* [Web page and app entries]
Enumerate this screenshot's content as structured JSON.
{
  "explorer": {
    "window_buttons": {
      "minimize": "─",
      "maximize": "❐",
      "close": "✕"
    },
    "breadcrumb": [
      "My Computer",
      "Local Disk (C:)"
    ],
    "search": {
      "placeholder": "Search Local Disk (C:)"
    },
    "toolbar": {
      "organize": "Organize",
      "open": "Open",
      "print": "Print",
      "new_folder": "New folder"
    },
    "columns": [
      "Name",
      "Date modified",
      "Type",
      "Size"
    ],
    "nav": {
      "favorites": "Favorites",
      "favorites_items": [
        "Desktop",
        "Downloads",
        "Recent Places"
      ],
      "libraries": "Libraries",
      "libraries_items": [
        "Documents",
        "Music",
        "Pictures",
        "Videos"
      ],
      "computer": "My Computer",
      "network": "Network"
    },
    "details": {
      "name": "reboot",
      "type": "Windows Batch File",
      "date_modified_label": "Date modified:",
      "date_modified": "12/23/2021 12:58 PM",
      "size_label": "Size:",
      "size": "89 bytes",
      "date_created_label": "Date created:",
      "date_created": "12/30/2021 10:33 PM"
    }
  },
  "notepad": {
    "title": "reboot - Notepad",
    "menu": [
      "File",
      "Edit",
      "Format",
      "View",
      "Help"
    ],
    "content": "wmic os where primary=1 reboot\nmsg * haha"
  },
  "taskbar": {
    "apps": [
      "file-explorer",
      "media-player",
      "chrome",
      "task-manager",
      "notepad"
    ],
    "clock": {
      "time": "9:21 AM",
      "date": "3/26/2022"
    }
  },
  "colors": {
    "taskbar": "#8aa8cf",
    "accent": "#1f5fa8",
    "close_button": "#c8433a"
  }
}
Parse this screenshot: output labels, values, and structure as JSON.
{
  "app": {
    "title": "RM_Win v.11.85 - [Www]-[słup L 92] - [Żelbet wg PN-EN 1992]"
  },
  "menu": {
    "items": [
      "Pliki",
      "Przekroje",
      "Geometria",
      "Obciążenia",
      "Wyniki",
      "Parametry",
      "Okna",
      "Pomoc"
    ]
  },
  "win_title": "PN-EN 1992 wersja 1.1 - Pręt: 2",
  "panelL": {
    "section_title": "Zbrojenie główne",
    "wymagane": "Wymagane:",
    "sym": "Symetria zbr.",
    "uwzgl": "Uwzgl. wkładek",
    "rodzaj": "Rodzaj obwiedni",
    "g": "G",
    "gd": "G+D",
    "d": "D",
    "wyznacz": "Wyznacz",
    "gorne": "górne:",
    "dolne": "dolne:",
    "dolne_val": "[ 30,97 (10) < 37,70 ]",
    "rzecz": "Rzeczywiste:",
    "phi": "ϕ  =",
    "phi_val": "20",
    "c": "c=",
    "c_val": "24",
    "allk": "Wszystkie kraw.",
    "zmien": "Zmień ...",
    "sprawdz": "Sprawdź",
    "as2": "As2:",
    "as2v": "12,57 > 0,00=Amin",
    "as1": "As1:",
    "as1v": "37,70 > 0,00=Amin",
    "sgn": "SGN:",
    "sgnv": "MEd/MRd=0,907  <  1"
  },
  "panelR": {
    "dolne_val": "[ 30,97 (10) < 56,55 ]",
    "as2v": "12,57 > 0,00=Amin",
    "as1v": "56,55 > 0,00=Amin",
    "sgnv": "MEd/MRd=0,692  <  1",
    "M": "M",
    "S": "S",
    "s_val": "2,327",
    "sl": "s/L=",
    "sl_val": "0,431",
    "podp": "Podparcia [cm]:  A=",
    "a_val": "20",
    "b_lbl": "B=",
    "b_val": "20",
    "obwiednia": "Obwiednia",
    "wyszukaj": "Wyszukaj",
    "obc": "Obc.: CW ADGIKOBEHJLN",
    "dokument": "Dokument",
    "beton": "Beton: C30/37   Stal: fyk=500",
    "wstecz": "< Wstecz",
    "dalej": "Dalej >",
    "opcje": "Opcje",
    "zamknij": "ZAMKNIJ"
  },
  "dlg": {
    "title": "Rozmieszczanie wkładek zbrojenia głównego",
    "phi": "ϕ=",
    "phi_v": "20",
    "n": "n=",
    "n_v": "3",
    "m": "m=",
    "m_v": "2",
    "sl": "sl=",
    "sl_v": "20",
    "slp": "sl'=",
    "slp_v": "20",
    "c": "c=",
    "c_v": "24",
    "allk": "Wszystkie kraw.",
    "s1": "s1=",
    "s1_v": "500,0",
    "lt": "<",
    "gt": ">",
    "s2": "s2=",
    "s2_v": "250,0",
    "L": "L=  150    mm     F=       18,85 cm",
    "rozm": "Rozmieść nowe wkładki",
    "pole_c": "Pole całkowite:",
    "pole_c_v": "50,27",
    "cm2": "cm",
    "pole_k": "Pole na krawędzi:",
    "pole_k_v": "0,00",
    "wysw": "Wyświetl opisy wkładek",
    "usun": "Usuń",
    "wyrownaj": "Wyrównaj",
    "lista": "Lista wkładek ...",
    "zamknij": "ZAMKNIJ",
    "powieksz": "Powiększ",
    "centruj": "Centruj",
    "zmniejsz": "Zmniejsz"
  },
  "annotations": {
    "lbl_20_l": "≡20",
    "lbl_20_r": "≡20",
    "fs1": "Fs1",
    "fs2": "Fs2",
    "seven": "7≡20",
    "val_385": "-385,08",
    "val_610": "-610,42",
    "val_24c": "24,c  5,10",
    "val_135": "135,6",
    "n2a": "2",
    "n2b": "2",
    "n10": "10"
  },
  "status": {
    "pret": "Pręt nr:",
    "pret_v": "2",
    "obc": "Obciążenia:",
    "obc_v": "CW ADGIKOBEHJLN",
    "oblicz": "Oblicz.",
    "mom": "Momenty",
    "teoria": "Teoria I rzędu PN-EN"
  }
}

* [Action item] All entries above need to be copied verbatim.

* [Expected output]
Enumerate this screenshot's content as structured JSON.
{
  "explorer": {
    "window_buttons": {
      "minimize": "─",
      "maximize": "❐",
      "close": "✕"
    },
    "breadcrumb": [
      "My Computer",
      "Local Disk (C:)"
    ],
    "search": {
      "placeholder": "Search Local Disk (C:)"
    },
    "toolbar": {
      "organize": "Organize",
      "open": "Open",
      "print": "Print",
      "new_folder": "New folder"
    },
    "columns": [
      "Name",
      "Date modified",
      "Type",
      "Size"
    ],
    "nav": {
      "favorites": "Favorites",
      "favorites_items": [
        "Desktop",
        "Downloads",
        "Recent Places"
      ],
      "libraries": "Libraries",
      "libraries_items": [
        "Documents",
        "Music",
        "Pictures",
        "Videos"
      ],
      "computer": "My Computer",
      "network": "Network"
    },
    "details": {
      "name": "reboot",
      "type": "Windows Batch File",
      "date_modified_label": "Date modified:",
      "date_modified": "12/23/2021 12:58 PM",
      "size_label": "Size:",
      "size": "89 bytes",
      "date_created_label": "Date created:",
      "date_created": "12/30/2021 10:33 PM"
    }
  },
  "notepad": {
    "title": "reboot - Notepad",
    "menu": [
      "File",
      "Edit",
      "Format",
      "View",
      "Help"
    ],
    "content": "wmic os where primary=1 reboot\nmsg * haha"
  },
  "taskbar": {
    "apps": [
      "file-explorer",
      "media-player",
      "chrome",
      "task-manager",
      "notepad"
    ],
    "clock": {
      "time": "9:21 AM",
      "date": "3/26/2022"
    }
  },
  "colors": {
    "taskbar": "#8aa8cf",
    "accent": "#1f5fa8",
    "close_button": "#c8433a"
  }
}
Parse this screenshot: output labels, values, and structure as JSON.
{
  "app": {
    "title": "RM_Win v.11.85 - [Www]-[słup L 92] - [Żelbet wg PN-EN 1992]"
  },
  "menu": {
    "items": [
      "Pliki",
      "Przekroje",
      "Geometria",
      "Obciążenia",
      "Wyniki",
      "Parametry",
      "Okna",
      "Pomoc"
    ]
  },
  "win_title": "PN-EN 1992 wersja 1.1 - Pręt: 2",
  "panelL": {
    "section_title": "Zbrojenie główne",
    "wymagane": "Wymagane:",
    "sym": "Symetria zbr.",
    "uwzgl": "Uwzgl. wkładek",
    "rodzaj": "Rodzaj obwiedni",
    "g": "G",
    "gd": "G+D",
    "d": "D",
    "wyznacz": "Wyznacz",
    "gorne": "górne:",
    "dolne": "dolne:",
    "dolne_val": "[ 30,97 (10) < 37,70 ]",
    "rzecz": "Rzeczywiste:",
    "phi": "ϕ  =",
    "phi_val": "20",
    "c": "c=",
    "c_val": "24",
    "allk": "Wszystkie kraw.",
    "zmien": "Zmień ...",
    "sprawdz": "Sprawdź",
    "as2": "As2:",
    "as2v": "12,57 > 0,00=Amin",
    "as1": "As1:",
    "as1v": "37,70 > 0,00=Amin",
    "sgn": "SGN:",
    "sgnv": "MEd/MRd=0,907  <  1"
  },
  "panelR": {
    "dolne_val": "[ 30,97 (10) < 56,55 ]",
    "as2v": "12,57 > 0,00=Amin",
    "as1v": "56,55 > 0,00=Amin",
    "sgnv": "MEd/MRd=0,692  <  1",
    "M": "M",
    "S": "S",
    "s_val": "2,327",
    "sl": "s/L=",
    "sl_val": "0,431",
    "podp": "Podparcia [cm]:  A=",
    "a_val": "20",
    "b_lbl": "B=",
    "b_val": "20",
    "obwiednia": "Obwiednia",
    "wyszukaj": "Wyszukaj",
    "obc": "Obc.: CW ADGIKOBEHJLN",
    "dokument": "Dokument",
    "beton": "Beton: C30/37   Stal: fyk=500",
    "wstecz": "< Wstecz",
    "dalej": "Dalej >",
    "opcje": "Opcje",
    "zamknij": "ZAMKNIJ"
  },
  "dlg": {
    "title": "Rozmieszczanie wkładek zbrojenia głównego",
    "phi": "ϕ=",
    "phi_v": "20",
    "n": "n=",
    "n_v": "3",
    "m": "m=",
    "m_v": "2",
    "sl": "sl=",
    "sl_v": "20",
    "slp": "sl'=",
    "slp_v": "20",
    "c": "c=",
    "c_v": "24",
    "allk": "Wszystkie kraw.",
    "s1": "s1=",
    "s1_v": "500,0",
    "lt": "<",
    "gt": ">",
    "s2": "s2=",
    "s2_v": "250,0",
    "L": "L=  150    mm     F=       18,85 cm",
    "rozm": "Rozmieść nowe wkładki",
    "pole_c": "Pole całkowite:",
    "pole_c_v": "50,27",
    "cm2": "cm",
    "pole_k": "Pole na krawędzi:",
    "pole_k_v": "0,00",
    "wysw": "Wyświetl opisy wkładek",
    "usun": "Usuń",
    "wyrownaj": "Wyrównaj",
    "lista": "Lista wkładek ...",
    "zamknij": "ZAMKNIJ",
    "powieksz": "Powiększ",
    "centruj": "Centruj",
    "zmniejsz": "Zmniejsz"
  },
  "annotations": {
    "lbl_20_l": "≡20",
    "lbl_20_r": "≡20",
    "fs1": "Fs1",
    "fs2": "Fs2",
    "seven": "7≡20",
    "val_385": "-385,08",
    "val_610": "-610,42",
    "val_24c": "24,c  5,10",
    "val_135": "135,6",
    "n2a": "2",
    "n2b": "2",
    "n10": "10"
  },
  "status": {
    "pret": "Pręt nr:",
    "pret_v": "2",
    "obc": "Obciążenia:",
    "obc_v": "CW ADGIKOBEHJLN",
    "oblicz": "Oblicz.",
    "mom": "Momenty",
    "teoria": "Teoria I rzędu PN-EN"
  }
}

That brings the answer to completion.